Dejeuner Sur L’Herbe
In 1963, Jacquet cut his Lichtenstein Hot Dog and dispersed the pieces. This artistic gesture shows Jacquet’s desire to explore the multiplicity of a work and announces the birth of “Mec Art” (abbreviation of “mechanical art”). The artists of “Mec Art” create their works via photographic report processes by screen printing.
In 1964, Jacquet produced his first work of “Mec ‘Art”: Le Déjeuner sur l’Herbe. It is Jacquet’s flagship work, even the foundation of much of his subsequent artistic approach. Jacquet transforms the original photographic photograph: it enlarges the screen until it distorts and brings out the points of the photograph in the foreground. The point thus enlarged, camouflages the image as much as it constitutes it.
Jacquet extends his work on enlarging points and distorting the image directly from his Lunch…: he multiplies the versions, lingers over certain details in the photograph and creates, from these details, works independent of the snapshot from which they were taken.

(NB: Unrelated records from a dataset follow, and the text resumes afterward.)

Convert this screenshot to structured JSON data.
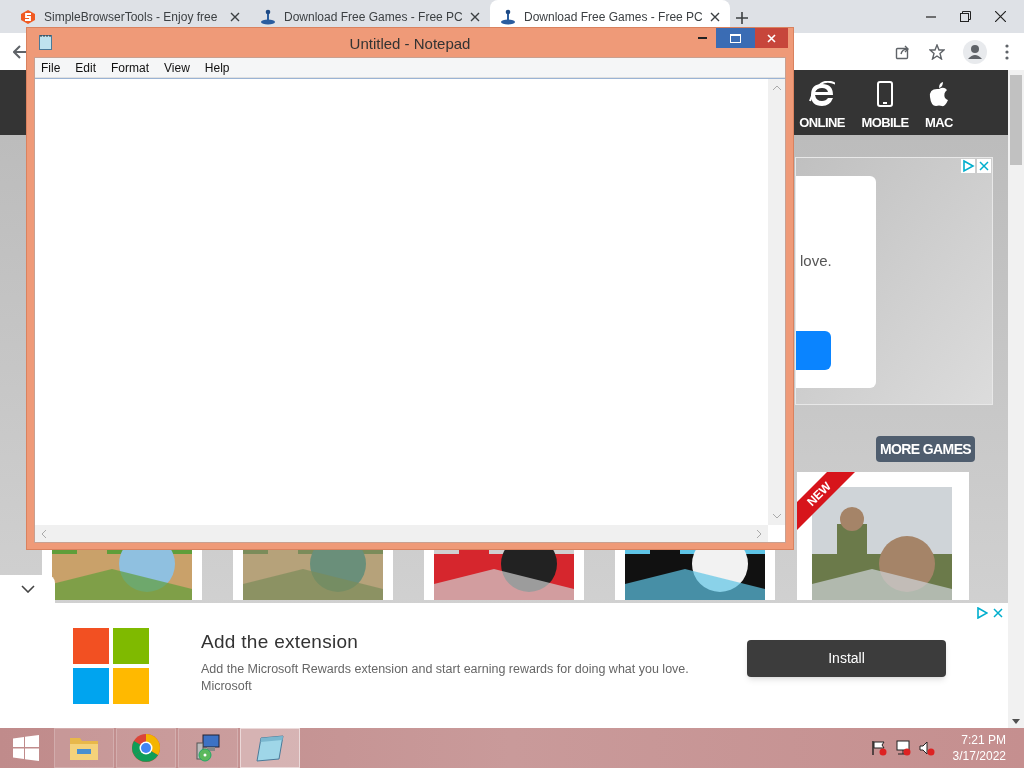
{
  "browser_tabs": [
    {
      "title": "SimpleBrowserTools - Enjoy free",
      "selected": false
    },
    {
      "title": "Download Free Games - Free PC",
      "selected": false
    },
    {
      "title": "Download Free Games - Free PC",
      "selected": true
    }
  ],
  "site_nav": [
    {
      "label": "ONLINE"
    },
    {
      "label": "MOBILE"
    },
    {
      "label": "MAC"
    }
  ],
  "side_ad": {
    "text": "love."
  },
  "more_games": "MORE GAMES",
  "games": [
    {
      "kind": "picture"
    },
    {
      "kind": "picture"
    },
    {
      "kind": "picture"
    },
    {
      "kind": "picture"
    },
    {
      "kind": "picture",
      "badge": "NEW"
    }
  ],
  "bottom_ad": {
    "title": "Add the extension",
    "body": "Add the Microsoft Rewards extension and start earning rewards for doing what you love. Microsoft",
    "button": "Install"
  },
  "notepad": {
    "title": "Untitled - Notepad",
    "menu": [
      "File",
      "Edit",
      "Format",
      "View",
      "Help"
    ]
  },
  "taskbar": {
    "apps": [
      {
        "selected": false
      },
      {
        "selected": false
      },
      {
        "selected": false
      },
      {
        "selected": true
      }
    ],
    "time": "7:21 PM",
    "date": "3/17/2022"
  }
}
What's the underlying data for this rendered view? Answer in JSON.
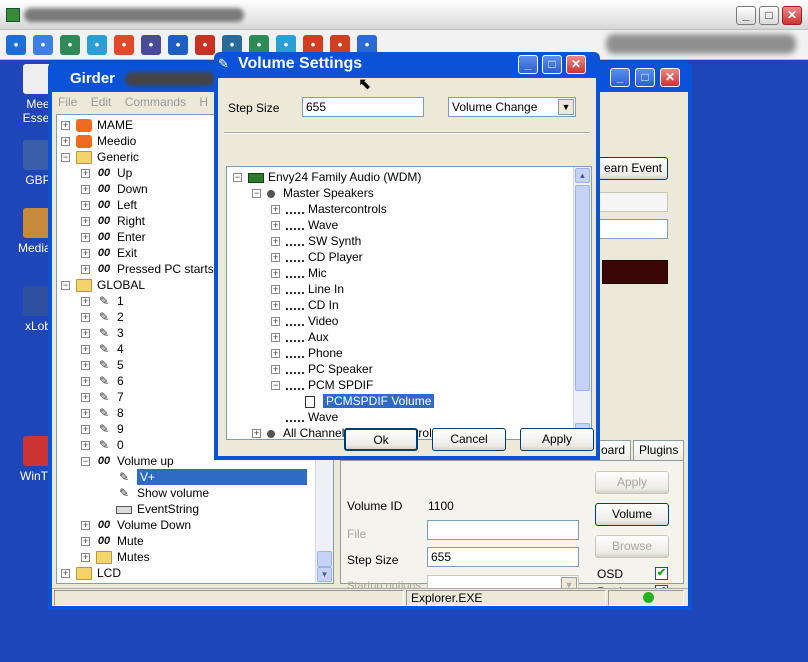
{
  "toolbar": {
    "icons": [
      "tool-icon-1",
      "window-icon",
      "globe-icon",
      "refresh-icon",
      "windows-flag-icon",
      "abc-icon",
      "info-icon",
      "no-entry-icon",
      "network-icon",
      "tools-icon",
      "arrow-box-icon",
      "crosshair-icon",
      "crosshair-red-icon",
      "link-icon"
    ]
  },
  "desktop": {
    "icons": [
      {
        "label": "Mee\nEsser"
      },
      {
        "label": "GBP"
      },
      {
        "label": "MediaF"
      },
      {
        "label": "xLob"
      },
      {
        "label": "WinTV"
      }
    ]
  },
  "girder": {
    "title": "Girder",
    "menu": [
      "File",
      "Edit",
      "Commands",
      "H"
    ],
    "tree": [
      {
        "text": "MAME",
        "icon": "device",
        "level": 0,
        "pm": "+"
      },
      {
        "text": "Meedio",
        "icon": "device",
        "level": 0,
        "pm": "+"
      },
      {
        "text": "Generic",
        "icon": "folder",
        "level": 0,
        "pm": "-"
      },
      {
        "text": "Up",
        "icon": "remote",
        "level": 1,
        "pm": "+"
      },
      {
        "text": "Down",
        "icon": "remote",
        "level": 1,
        "pm": "+"
      },
      {
        "text": "Left",
        "icon": "remote",
        "level": 1,
        "pm": "+"
      },
      {
        "text": "Right",
        "icon": "remote",
        "level": 1,
        "pm": "+"
      },
      {
        "text": "Enter",
        "icon": "remote",
        "level": 1,
        "pm": "+"
      },
      {
        "text": "Exit",
        "icon": "remote",
        "level": 1,
        "pm": "+"
      },
      {
        "text": "Pressed PC starts M",
        "icon": "remote",
        "level": 1,
        "pm": "+"
      },
      {
        "text": "GLOBAL",
        "icon": "folder",
        "level": 0,
        "pm": "-"
      },
      {
        "text": "1",
        "icon": "pen",
        "level": 1,
        "pm": "+"
      },
      {
        "text": "2",
        "icon": "pen",
        "level": 1,
        "pm": "+"
      },
      {
        "text": "3",
        "icon": "pen",
        "level": 1,
        "pm": "+"
      },
      {
        "text": "4",
        "icon": "pen",
        "level": 1,
        "pm": "+"
      },
      {
        "text": "5",
        "icon": "pen",
        "level": 1,
        "pm": "+"
      },
      {
        "text": "6",
        "icon": "pen",
        "level": 1,
        "pm": "+"
      },
      {
        "text": "7",
        "icon": "pen",
        "level": 1,
        "pm": "+"
      },
      {
        "text": "8",
        "icon": "pen",
        "level": 1,
        "pm": "+"
      },
      {
        "text": "9",
        "icon": "pen",
        "level": 1,
        "pm": "+"
      },
      {
        "text": "0",
        "icon": "pen",
        "level": 1,
        "pm": "+"
      },
      {
        "text": "Volume up",
        "icon": "remote",
        "level": 1,
        "pm": "-"
      },
      {
        "text": "V+",
        "icon": "pen",
        "level": 2,
        "pm": "",
        "selected": true
      },
      {
        "text": "Show volume",
        "icon": "pen",
        "level": 2,
        "pm": ""
      },
      {
        "text": "EventString",
        "icon": "keyboard",
        "level": 2,
        "pm": ""
      },
      {
        "text": "Volume Down",
        "icon": "remote",
        "level": 1,
        "pm": "+"
      },
      {
        "text": "Mute",
        "icon": "remote",
        "level": 1,
        "pm": "+"
      },
      {
        "text": "Mutes",
        "icon": "folder",
        "level": 1,
        "pm": "+"
      },
      {
        "text": "LCD",
        "icon": "folder",
        "level": 0,
        "pm": "+"
      }
    ],
    "learn_event_label": "earn Event",
    "tabs": [
      "oard",
      "Plugins"
    ],
    "apply_label": "Apply",
    "volume_label": "Volume",
    "browse_label": "Browse",
    "volume_id_label": "Volume ID",
    "volume_id_value": "1100",
    "file_label": "File",
    "file_value": "",
    "step_size_label": "Step Size",
    "step_size_value": "655",
    "startup_label": "Startup options",
    "startup_value": "",
    "osd_label": "OSD",
    "osd_checked": "✔",
    "register_label": "Register",
    "register_checked": "✔",
    "status_text": "Explorer.EXE",
    "status_color": "#22b222"
  },
  "volume_dialog": {
    "title": "Volume Settings",
    "step_size_label": "Step Size",
    "step_size_value": "655",
    "mode_value": "Volume Change",
    "tree": [
      {
        "text": "Envy24 Family Audio (WDM)",
        "icon": "chip",
        "level": 0,
        "pm": "-"
      },
      {
        "text": "Master Speakers",
        "icon": "speaker",
        "level": 1,
        "pm": "-"
      },
      {
        "text": "Mastercontrols",
        "icon": "mixer",
        "level": 2,
        "pm": "+"
      },
      {
        "text": "Wave",
        "icon": "mixer",
        "level": 2,
        "pm": "+"
      },
      {
        "text": "SW Synth",
        "icon": "mixer",
        "level": 2,
        "pm": "+"
      },
      {
        "text": "CD Player",
        "icon": "mixer",
        "level": 2,
        "pm": "+"
      },
      {
        "text": "Mic",
        "icon": "mixer",
        "level": 2,
        "pm": "+"
      },
      {
        "text": "Line In",
        "icon": "mixer",
        "level": 2,
        "pm": "+"
      },
      {
        "text": "CD In",
        "icon": "mixer",
        "level": 2,
        "pm": "+"
      },
      {
        "text": "Video",
        "icon": "mixer",
        "level": 2,
        "pm": "+"
      },
      {
        "text": "Aux",
        "icon": "mixer",
        "level": 2,
        "pm": "+"
      },
      {
        "text": "Phone",
        "icon": "mixer",
        "level": 2,
        "pm": "+"
      },
      {
        "text": "PC Speaker",
        "icon": "mixer",
        "level": 2,
        "pm": "+"
      },
      {
        "text": "PCM SPDIF",
        "icon": "mixer",
        "level": 2,
        "pm": "-"
      },
      {
        "text": "PCMSPDIF Volume",
        "icon": "volume",
        "level": 3,
        "pm": "",
        "selected": true
      },
      {
        "text": "Wave",
        "icon": "mixer",
        "level": 2,
        "pm": ""
      },
      {
        "text": "All Channels Output Control",
        "icon": "speaker",
        "level": 1,
        "pm": "+"
      }
    ],
    "ok_label": "Ok",
    "cancel_label": "Cancel",
    "apply_label": "Apply"
  }
}
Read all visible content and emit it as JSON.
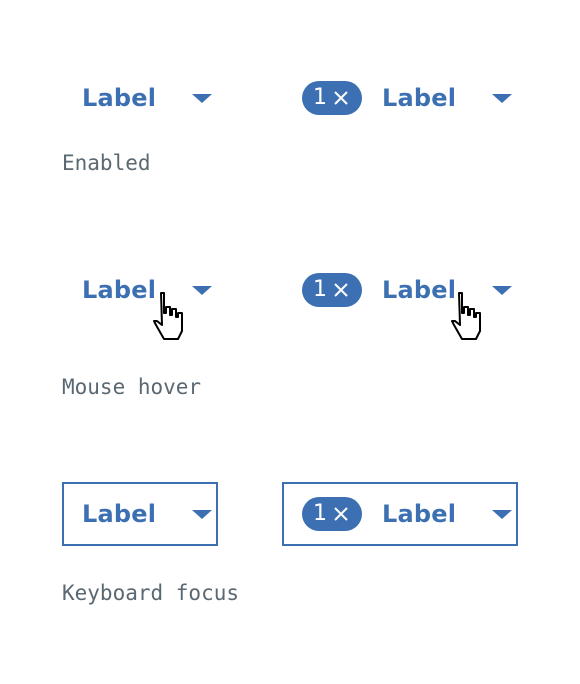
{
  "dropdown": {
    "label": "Label",
    "caret_icon": "caret-down-icon"
  },
  "tag": {
    "count": "1",
    "clear_icon": "close-icon"
  },
  "states": {
    "enabled": "Enabled",
    "hover": "Mouse hover",
    "focus": "Keyboard focus"
  },
  "colors": {
    "accent": "#3d70b2",
    "caption": "#5a6872",
    "tag_text": "#ffffff"
  }
}
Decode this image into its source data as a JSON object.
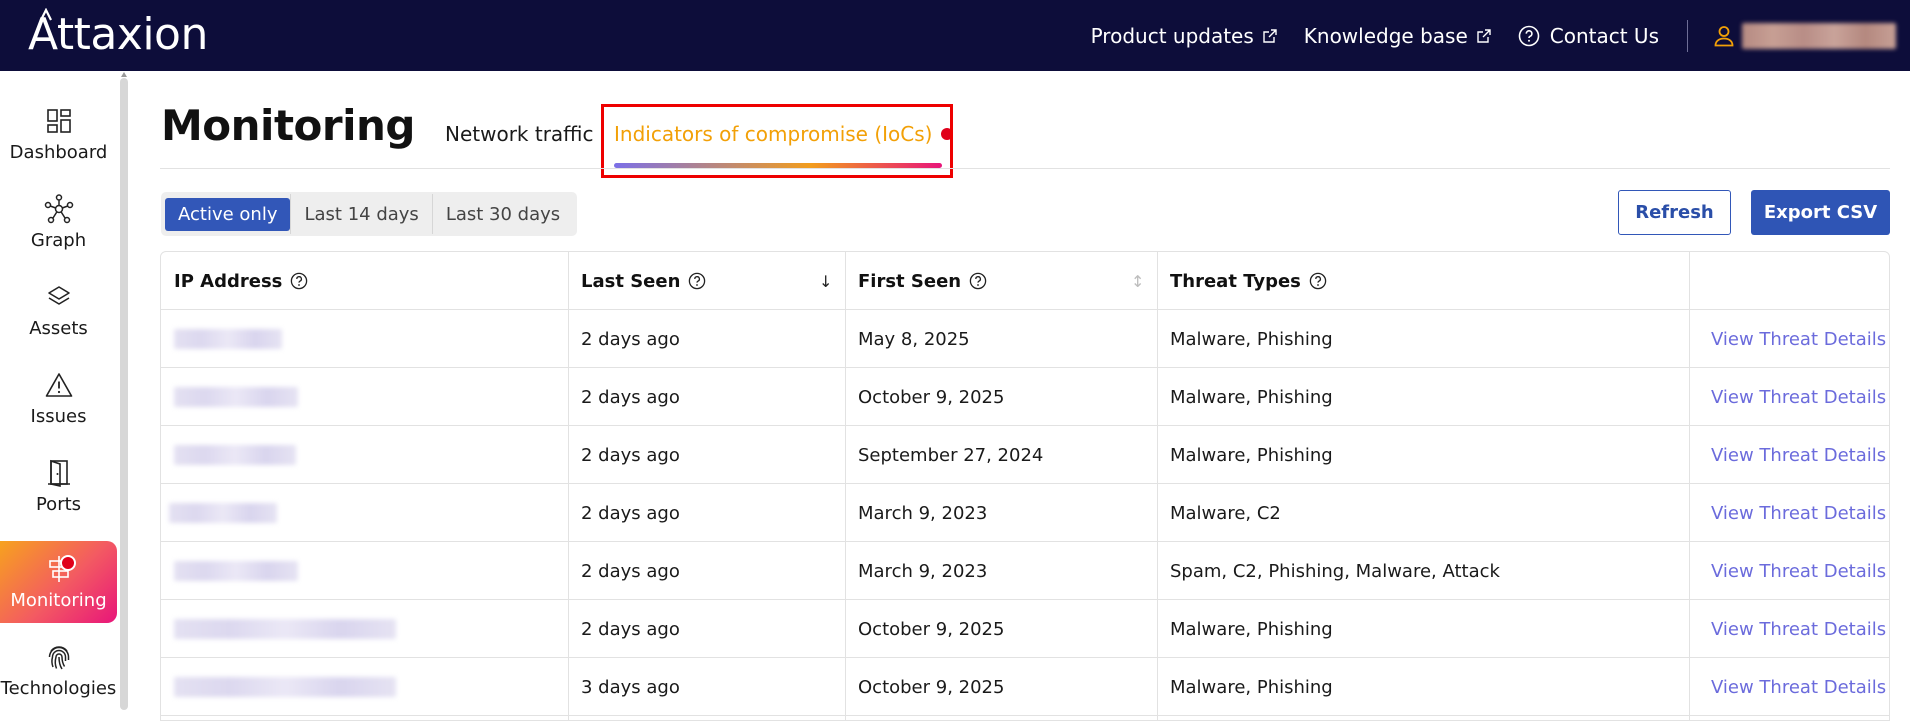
{
  "app": {
    "brand": "Attaxion",
    "colors": {
      "topbar": "#0d0d3a",
      "accent": "#3257b8",
      "tab_active": "#f2a007",
      "alert_dot": "#e0001b",
      "link": "#6b6bdc"
    }
  },
  "topnav": {
    "product_updates": "Product updates",
    "knowledge_base": "Knowledge base",
    "contact_us": "Contact Us",
    "icons": {
      "external": "external-link-icon",
      "help": "help-circle-icon",
      "user": "user-icon"
    }
  },
  "sidebar": {
    "items": [
      {
        "label": "Dashboard",
        "icon": "dashboard-icon"
      },
      {
        "label": "Graph",
        "icon": "graph-icon"
      },
      {
        "label": "Assets",
        "icon": "layers-icon"
      },
      {
        "label": "Issues",
        "icon": "warning-icon"
      },
      {
        "label": "Ports",
        "icon": "door-icon"
      },
      {
        "label": "Monitoring",
        "icon": "monitoring-icon",
        "active": true,
        "alert": true
      },
      {
        "label": "Technologies",
        "icon": "fingerprint-icon"
      }
    ]
  },
  "page": {
    "title": "Monitoring",
    "tabs": [
      {
        "label": "Network traffic"
      },
      {
        "label": "Indicators of compromise (IoCs)",
        "active": true,
        "alert": true
      }
    ],
    "filters": [
      {
        "label": "Active only",
        "active": true
      },
      {
        "label": "Last 14 days"
      },
      {
        "label": "Last 30 days"
      }
    ],
    "refresh_label": "Refresh",
    "export_label": "Export CSV"
  },
  "table": {
    "columns": {
      "ip": "IP Address",
      "last_seen": "Last Seen",
      "first_seen": "First Seen",
      "threat_types": "Threat Types"
    },
    "sort": {
      "last_seen": "↓",
      "first_seen": "↕"
    },
    "rows": [
      {
        "last_seen": "2 days ago",
        "first_seen": "May 8, 2025",
        "threats": "Malware, Phishing",
        "action": "View Threat Details"
      },
      {
        "last_seen": "2 days ago",
        "first_seen": "October 9, 2025",
        "threats": "Malware, Phishing",
        "action": "View Threat Details"
      },
      {
        "last_seen": "2 days ago",
        "first_seen": "September 27, 2024",
        "threats": "Malware, Phishing",
        "action": "View Threat Details"
      },
      {
        "last_seen": "2 days ago",
        "first_seen": "March 9, 2023",
        "threats": "Malware, C2",
        "action": "View Threat Details"
      },
      {
        "last_seen": "2 days ago",
        "first_seen": "March 9, 2023",
        "threats": "Spam, C2, Phishing, Malware, Attack",
        "action": "View Threat Details"
      },
      {
        "last_seen": "2 days ago",
        "first_seen": "October 9, 2025",
        "threats": "Malware, Phishing",
        "action": "View Threat Details"
      },
      {
        "last_seen": "3 days ago",
        "first_seen": "October 9, 2025",
        "threats": "Malware, Phishing",
        "action": "View Threat Details"
      }
    ]
  }
}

In 1989, Alain Jacquet celebrated the 25th anniversary of the Lunch at the Galerie Marianne and Pierre Nahon who organized an exhibition exclusively devoted to this painting, its variants and its details. A work from the collection “L’Autre Musée / Grandes Monographies” by Editions La Différence written by Pierre Restany also marked this anniversary.